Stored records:

╭──

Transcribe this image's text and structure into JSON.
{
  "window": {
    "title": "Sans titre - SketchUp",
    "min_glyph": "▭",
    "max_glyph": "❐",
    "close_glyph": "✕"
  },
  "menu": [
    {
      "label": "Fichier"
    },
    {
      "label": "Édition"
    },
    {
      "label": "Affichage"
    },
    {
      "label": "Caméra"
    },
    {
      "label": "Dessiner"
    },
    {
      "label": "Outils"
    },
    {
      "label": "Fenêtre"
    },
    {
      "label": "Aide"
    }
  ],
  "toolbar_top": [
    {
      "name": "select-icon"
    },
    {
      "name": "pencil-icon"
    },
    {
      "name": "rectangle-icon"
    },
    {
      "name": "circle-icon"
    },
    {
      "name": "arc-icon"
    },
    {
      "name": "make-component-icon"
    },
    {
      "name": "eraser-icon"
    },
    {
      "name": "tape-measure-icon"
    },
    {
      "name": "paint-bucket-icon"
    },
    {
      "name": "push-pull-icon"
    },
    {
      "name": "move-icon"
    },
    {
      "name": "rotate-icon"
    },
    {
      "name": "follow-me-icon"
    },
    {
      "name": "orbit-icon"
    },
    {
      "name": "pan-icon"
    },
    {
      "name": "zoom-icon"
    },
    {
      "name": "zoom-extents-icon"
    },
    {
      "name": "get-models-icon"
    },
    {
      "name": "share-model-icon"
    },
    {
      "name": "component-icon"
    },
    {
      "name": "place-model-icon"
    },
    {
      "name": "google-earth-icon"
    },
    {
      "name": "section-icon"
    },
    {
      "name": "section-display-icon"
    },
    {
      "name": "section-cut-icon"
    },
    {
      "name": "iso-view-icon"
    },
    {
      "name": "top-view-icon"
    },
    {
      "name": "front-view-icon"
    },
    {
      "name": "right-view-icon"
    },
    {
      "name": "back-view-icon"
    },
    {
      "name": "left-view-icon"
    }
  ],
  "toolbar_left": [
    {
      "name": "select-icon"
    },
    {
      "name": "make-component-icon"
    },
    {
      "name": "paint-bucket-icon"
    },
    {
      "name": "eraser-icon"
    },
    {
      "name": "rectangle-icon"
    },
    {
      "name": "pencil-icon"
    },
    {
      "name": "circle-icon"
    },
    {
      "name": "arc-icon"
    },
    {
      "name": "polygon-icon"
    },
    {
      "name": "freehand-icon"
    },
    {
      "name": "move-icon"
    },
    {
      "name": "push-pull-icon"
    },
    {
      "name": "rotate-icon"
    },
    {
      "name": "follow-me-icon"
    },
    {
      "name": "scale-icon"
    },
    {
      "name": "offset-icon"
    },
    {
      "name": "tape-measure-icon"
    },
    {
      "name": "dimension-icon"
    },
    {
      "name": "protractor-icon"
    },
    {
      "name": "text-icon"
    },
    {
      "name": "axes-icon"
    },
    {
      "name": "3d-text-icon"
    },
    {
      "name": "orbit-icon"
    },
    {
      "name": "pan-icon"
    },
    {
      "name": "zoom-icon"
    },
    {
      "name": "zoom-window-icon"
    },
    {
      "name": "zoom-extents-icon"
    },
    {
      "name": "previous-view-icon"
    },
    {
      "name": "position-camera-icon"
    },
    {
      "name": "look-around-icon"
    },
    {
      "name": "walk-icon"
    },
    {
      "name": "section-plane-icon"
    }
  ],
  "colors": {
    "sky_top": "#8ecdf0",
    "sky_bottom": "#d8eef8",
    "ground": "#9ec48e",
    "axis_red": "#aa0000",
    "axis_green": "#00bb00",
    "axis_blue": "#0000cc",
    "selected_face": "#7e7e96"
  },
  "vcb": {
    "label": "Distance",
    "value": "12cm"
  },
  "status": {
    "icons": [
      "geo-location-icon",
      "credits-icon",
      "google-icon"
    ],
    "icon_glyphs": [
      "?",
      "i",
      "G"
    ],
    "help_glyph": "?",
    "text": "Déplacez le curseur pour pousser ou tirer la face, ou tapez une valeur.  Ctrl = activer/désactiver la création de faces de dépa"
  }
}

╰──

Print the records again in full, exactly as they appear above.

Result for this task:
Transcribe this image's text and structure into JSON.
{
  "window": {
    "title": "Sans titre - SketchUp",
    "min_glyph": "▭",
    "max_glyph": "❐",
    "close_glyph": "✕"
  },
  "menu": [
    {
      "label": "Fichier"
    },
    {
      "label": "Édition"
    },
    {
      "label": "Affichage"
    },
    {
      "label": "Caméra"
    },
    {
      "label": "Dessiner"
    },
    {
      "label": "Outils"
    },
    {
      "label": "Fenêtre"
    },
    {
      "label": "Aide"
    }
  ],
  "toolbar_top": [
    {
      "name": "select-icon"
    },
    {
      "name": "pencil-icon"
    },
    {
      "name": "rectangle-icon"
    },
    {
      "name": "circle-icon"
    },
    {
      "name": "arc-icon"
    },
    {
      "name": "make-component-icon"
    },
    {
      "name": "eraser-icon"
    },
    {
      "name": "tape-measure-icon"
    },
    {
      "name": "paint-bucket-icon"
    },
    {
      "name": "push-pull-icon"
    },
    {
      "name": "move-icon"
    },
    {
      "name": "rotate-icon"
    },
    {
      "name": "follow-me-icon"
    },
    {
      "name": "orbit-icon"
    },
    {
      "name": "pan-icon"
    },
    {
      "name": "zoom-icon"
    },
    {
      "name": "zoom-extents-icon"
    },
    {
      "name": "get-models-icon"
    },
    {
      "name": "share-model-icon"
    },
    {
      "name": "component-icon"
    },
    {
      "name": "place-model-icon"
    },
    {
      "name": "google-earth-icon"
    },
    {
      "name": "section-icon"
    },
    {
      "name": "section-display-icon"
    },
    {
      "name": "section-cut-icon"
    },
    {
      "name": "iso-view-icon"
    },
    {
      "name": "top-view-icon"
    },
    {
      "name": "front-view-icon"
    },
    {
      "name": "right-view-icon"
    },
    {
      "name": "back-view-icon"
    },
    {
      "name": "left-view-icon"
    }
  ],
  "toolbar_left": [
    {
      "name": "select-icon"
    },
    {
      "name": "make-component-icon"
    },
    {
      "name": "paint-bucket-icon"
    },
    {
      "name": "eraser-icon"
    },
    {
      "name": "rectangle-icon"
    },
    {
      "name": "pencil-icon"
    },
    {
      "name": "circle-icon"
    },
    {
      "name": "arc-icon"
    },
    {
      "name": "polygon-icon"
    },
    {
      "name": "freehand-icon"
    },
    {
      "name": "move-icon"
    },
    {
      "name": "push-pull-icon"
    },
    {
      "name": "rotate-icon"
    },
    {
      "name": "follow-me-icon"
    },
    {
      "name": "scale-icon"
    },
    {
      "name": "offset-icon"
    },
    {
      "name": "tape-measure-icon"
    },
    {
      "name": "dimension-icon"
    },
    {
      "name": "protractor-icon"
    },
    {
      "name": "text-icon"
    },
    {
      "name": "axes-icon"
    },
    {
      "name": "3d-text-icon"
    },
    {
      "name": "orbit-icon"
    },
    {
      "name": "pan-icon"
    },
    {
      "name": "zoom-icon"
    },
    {
      "name": "zoom-window-icon"
    },
    {
      "name": "zoom-extents-icon"
    },
    {
      "name": "previous-view-icon"
    },
    {
      "name": "position-camera-icon"
    },
    {
      "name": "look-around-icon"
    },
    {
      "name": "walk-icon"
    },
    {
      "name": "section-plane-icon"
    }
  ],
  "colors": {
    "sky_top": "#8ecdf0",
    "sky_bottom": "#d8eef8",
    "ground": "#9ec48e",
    "axis_red": "#aa0000",
    "axis_green": "#00bb00",
    "axis_blue": "#0000cc",
    "selected_face": "#7e7e96"
  },
  "vcb": {
    "label": "Distance",
    "value": "12cm"
  },
  "status": {
    "icons": [
      "geo-location-icon",
      "credits-icon",
      "google-icon"
    ],
    "icon_glyphs": [
      "?",
      "i",
      "G"
    ],
    "help_glyph": "?",
    "text": "Déplacez le curseur pour pousser ou tirer la face, ou tapez une valeur.  Ctrl = activer/désactiver la création de faces de dépa"
  }
}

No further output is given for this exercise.